|Holly Maddux before Earth Day|
Because even though this day is founded on the vision of an Earth worth saving, it's also founded by (or at least partially by) a man who whose conservation efforts didn't quite extend to human life. On September 9, 1977, Ira Einhorn, one of Earth Day's co-founders, lured his ex (the 'ex' portion occurring pre-brutal murder) girlfriend, Holly Maddux, to his apartment and killed her in a heartbroken rage. Though, he did choose to dispose of the body by composting her. So at least he's consistent. [You can see the composted body here, but be forewarned: it's not pretty.]
|Holly Maddux after Earth Day|
It took seven months for the police to discover what had happened, and just days before his murder trial was set to begin, Einhorn—or as he preferred to be called, the Unicorn—fled to Europe, where he enjoyed a 17-year holiday from the law, avoiding extradition and marrying a Swede along the way. He was at last sent back to face the consequences on July 2001, and is currently serving a life term in prison without the possibility of parole.But just because the founder was a really bad guy doesn't mean he's wrong, right? Hitler invented the VW bug. But here's the first 9 of 18 examples of the spectacularly wrong predictions made around the first “Earth Day” in 1970:
So with all this considered, it shouldn't be surprising that you probably won't see Einhorn's name on any of the many Earth Day pamphlets literred around our beautiful blue marble today.

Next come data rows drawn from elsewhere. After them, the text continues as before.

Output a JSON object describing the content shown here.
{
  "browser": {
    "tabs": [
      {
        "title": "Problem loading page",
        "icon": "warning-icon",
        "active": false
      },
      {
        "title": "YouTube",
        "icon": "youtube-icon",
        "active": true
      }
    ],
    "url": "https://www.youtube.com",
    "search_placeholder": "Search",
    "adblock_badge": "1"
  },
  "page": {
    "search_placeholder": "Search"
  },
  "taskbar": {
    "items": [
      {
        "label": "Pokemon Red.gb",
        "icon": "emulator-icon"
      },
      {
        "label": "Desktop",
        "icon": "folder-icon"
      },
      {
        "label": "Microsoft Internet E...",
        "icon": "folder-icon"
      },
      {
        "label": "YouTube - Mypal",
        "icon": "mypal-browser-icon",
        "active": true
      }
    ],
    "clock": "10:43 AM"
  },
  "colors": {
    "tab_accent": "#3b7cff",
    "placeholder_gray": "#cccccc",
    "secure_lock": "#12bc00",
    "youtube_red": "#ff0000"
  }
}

Sure, he was the master of ceremonies at its inaugural event 43 years ago, but the other organizers have taken every measure they can to distance themselves from the Unicorn's (fanciful as it is felonious) name.
1. Harvard biologist George Wald estimated that “civilization will end within 15 or 30 years unless immediate action is taken against problems facing mankind.”And finally, the one country that really honors earth day, with famines, and no lights, North Korea:
2. “We are in an environmental crisis which threatens the survival of this nation, and of the world as a suitable place of human habitation,” wrote Washington University biologist Barry Commoner in the Earth Day issue of the scholarly journal Environment.
3. The day after the first Earth Day, the New York Times editorial page warned, “Man must stop pollution and conserve his resources, not merely to enhance existence but to save the race from intolerable deterioration and possible extinction.”
4. “Population will inevitably and completely outstrip whatever small increases in food supplies we make,” Paul Ehrlich confidently declared in the April 1970 issue of Mademoiselle. “The death rate will increase until at least 100-200 million people per year will be starving to death during the next ten years.”
5. “Most of the people who are going to die in the greatest cataclysm in the history of man have already been born,” wrote Paul Ehrlich in a 1969 essay titled “Eco-Catastrophe! “By… some experts feel that food shortages will have escalated the present level of world hunger and starvation into famines of unbelievable proportions. Other experts, more optimistic, think the ultimate food-population collision will not occur until the decade of the 1980s.”
6. Ehrlich sketched out his most alarmist scenario for the 1970 Earth Day issue of The Progressive, assuring readers that between 1980 and 1989, some 4 billion people, including 65 million Americans, would perish in the “Great Die-Off.”
7. “It is already too late to avoid mass starvation,” declared Denis Hayes, the chief organizer for Earth Day, in the Spring 1970 issue of The Living Wilderness.
8. Peter Gunter, a North Texas State University professor, wrote in 1970, “Demographers agree almost unanimously on the following grim timetable: by 1975 widespread famines will begin in India; these will spread by 1990 to include all of India, Pakistan, China and the Near East, Africa. By the year 2000, or conceivably sooner, South and Central America will exist under famine conditions….By the year 2000, thirty years from now, the entire world, with the exception of Western Europe, North America, and Australia, will be in famine.”
9. In January 1970, Life reported, “Scientists have solid experimental and theoretical evidence to support…the following predictions: In a decade, urban dwellers will have to wear gas masks to survive air pollution…by 1985 air pollution will have reduced the amount of sunlight reaching earth by one half….” . . .